Ye has taken this further and, in classic rapper style, further outlined his complaints in a song released in mid-January. Sample lyrics include “I got love for the nannies, but real family is better. The cameras watch the kids, y’all stop taking credit” and “when you give ‘em everything they only want more. Bougie and unruly, y’all need to do some chores”. 

Usually, the problems of celebrities seem so far removed from our own. They seem to live on a foreign planet and have problems that are absolutely unfathomable to the rest of us. But, in this case, we would suggest that the issue of disentangling lives and setting boundaries is one that is all too common for parties going through separation and divorce. 

So, what does the law say? Would a Judge here in Alberta be on Team Kim or Team Kanye? We would suggest that it is clearly the former. 

Whether you have a team of security at your front door or not, all parties are entitled to privacy once they have separated. There are remedies in the court, such as orders for exclusive possession of the matrimonial home, that can ensure such things. Courts often emphasize the desire for parties to have a clean break. Parties are entitled to their space and to their safety. They are entitled to start new relationships and to keep their former partners out of their homes. The exception to this relates to parenting. Parties are not entitled to keep the other parent from the children. Unless, of course, it is not in the child’s best interests to be with the other parent. But I would suggest that this does not extend to the requirement to invite the other parent to birthday parties or any other family events. 

Ye’s complaints around chores relate to ‘day to day decision making’. Generally, parties have the right to make decisions regarding the care of their children during their parenting time. The Family Law Act in Alberta indicates that guardians have a right to be informed of and consulted about “all significant decisions” and goes on to say that, unless limited by a parenting order, each guardian may make day to day decisions affecting the child including daily activities. 

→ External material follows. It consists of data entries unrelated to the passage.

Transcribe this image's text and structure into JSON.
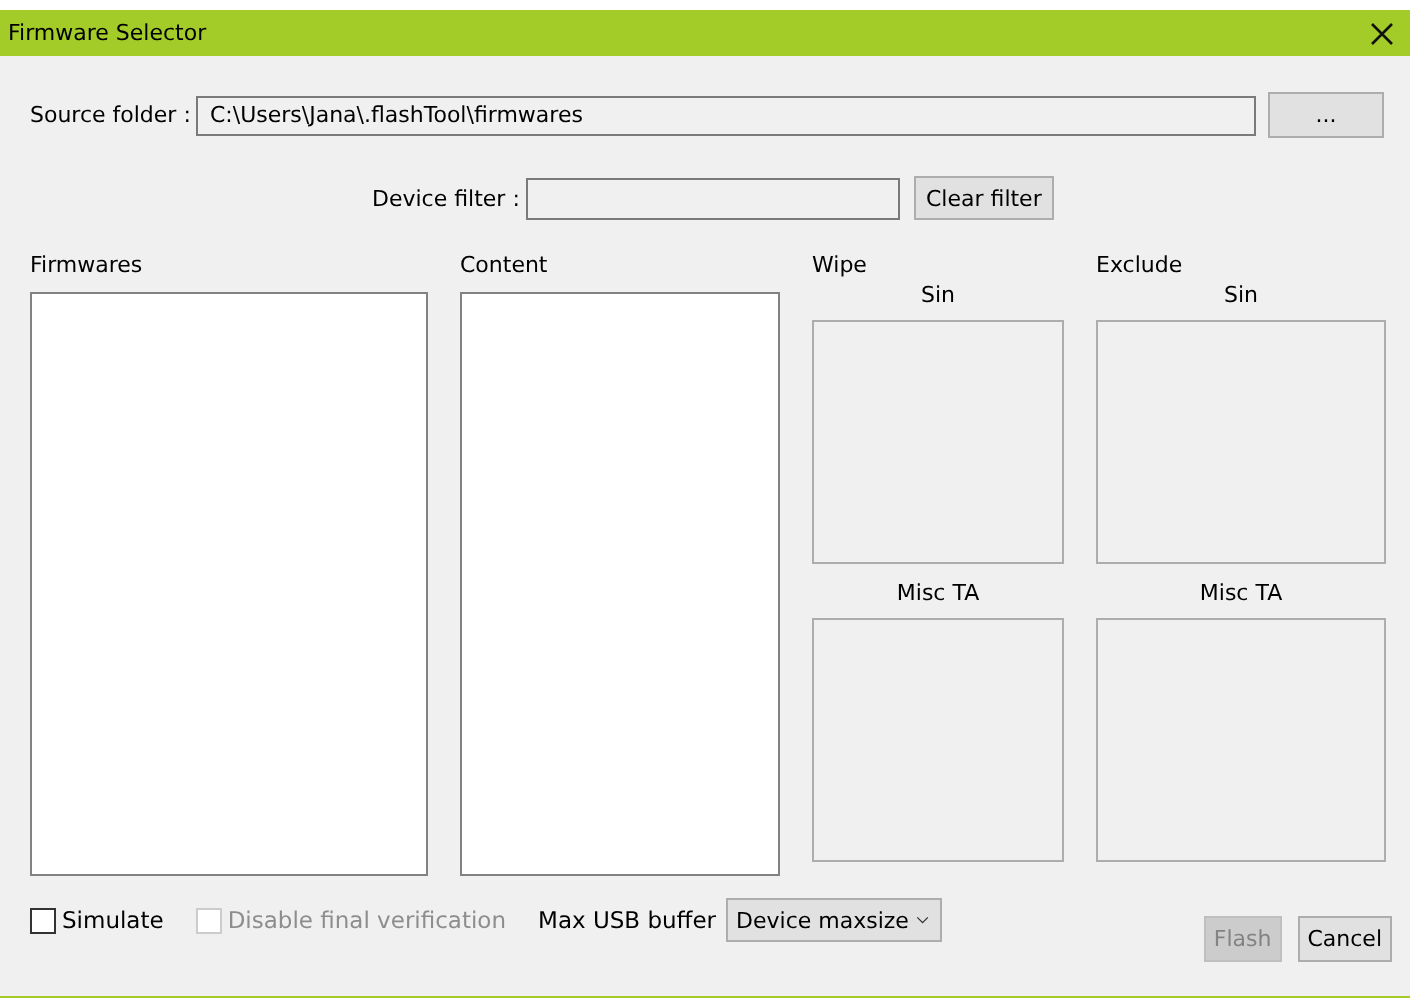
{
  "window": {
    "title": "Firmware Selector"
  },
  "source_folder": {
    "label": "Source folder :",
    "value": "C:\\Users\\Jana\\.flashTool\\firmwares",
    "browse": "..."
  },
  "device_filter": {
    "label": "Device filter :",
    "clear": "Clear filter"
  },
  "lists": [
    {
      "title": "Firmwares"
    },
    {
      "title": "Content"
    }
  ],
  "groups": [
    {
      "title": "Wipe",
      "boxes": [
        "Sin",
        "Misc TA"
      ]
    },
    {
      "title": "Exclude",
      "boxes": [
        "Sin",
        "Misc TA"
      ]
    }
  ],
  "options": [
    {
      "label": "Simulate",
      "checked": false,
      "disabled": false
    },
    {
      "label": "Disable final verification",
      "checked": false,
      "disabled": true
    }
  ],
  "max_usb_buffer": {
    "label": "Max USB buffer",
    "value": "Device maxsize"
  },
  "buttons": [
    {
      "label": "Flash",
      "disabled": true
    },
    {
      "label": "Cancel",
      "disabled": false
    }
  ]
}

The courts promote independence on day to day decision making for the same reasons parties have right to privacy: parents are entitled to their autonomy following the breakdown of the relationship (within reason). What chores the kids do, where they go to a birthday party are up there with what they have for dinner, what books they read under the category of day to day decisions. Having to consult with a co-parent on each of these minor decisions would lead to an untenable amount of communication between two parties who are likely already experiencing some level of conflict. It could be paralyzing and prevent anything being done. Kim has a right to say what chores the kids do in her house without input from Ye, as long as the kids are safe. 

Having a Nanny is also a completely acceptable option for child care. Not only is it acceptable for one party to arrange this form of child care, but the courts have reiterated that a Nanny is a reasonable expense to be shared between the parties if it fits the definition under section 7(1)(a) of the Federal Child Support Guidelines: a child care expense incurred as a result of the custodial parent’s employment, illness, disability or education or training for employment. Kim is not offside with this.

At the end of the day, Kim is entitled to some freedom from Ye. All parties are entitled to safety, privacy and to make the day to day decisions about the kids while they are in their own care. Family law courts know and understand that parties with children will not receive a ‘clean break’ from their former partners but they strive to give each party autonomy where they can and to limit the need to communication and consultation, especially when the parties are in high conflict. This isn’t about keeping parents from their kids. It’s about giving people the opportunity to co-parent with as little conflict as possible. Celebrities ARE just like us, we just might not be writing a rap song about our parenting woes.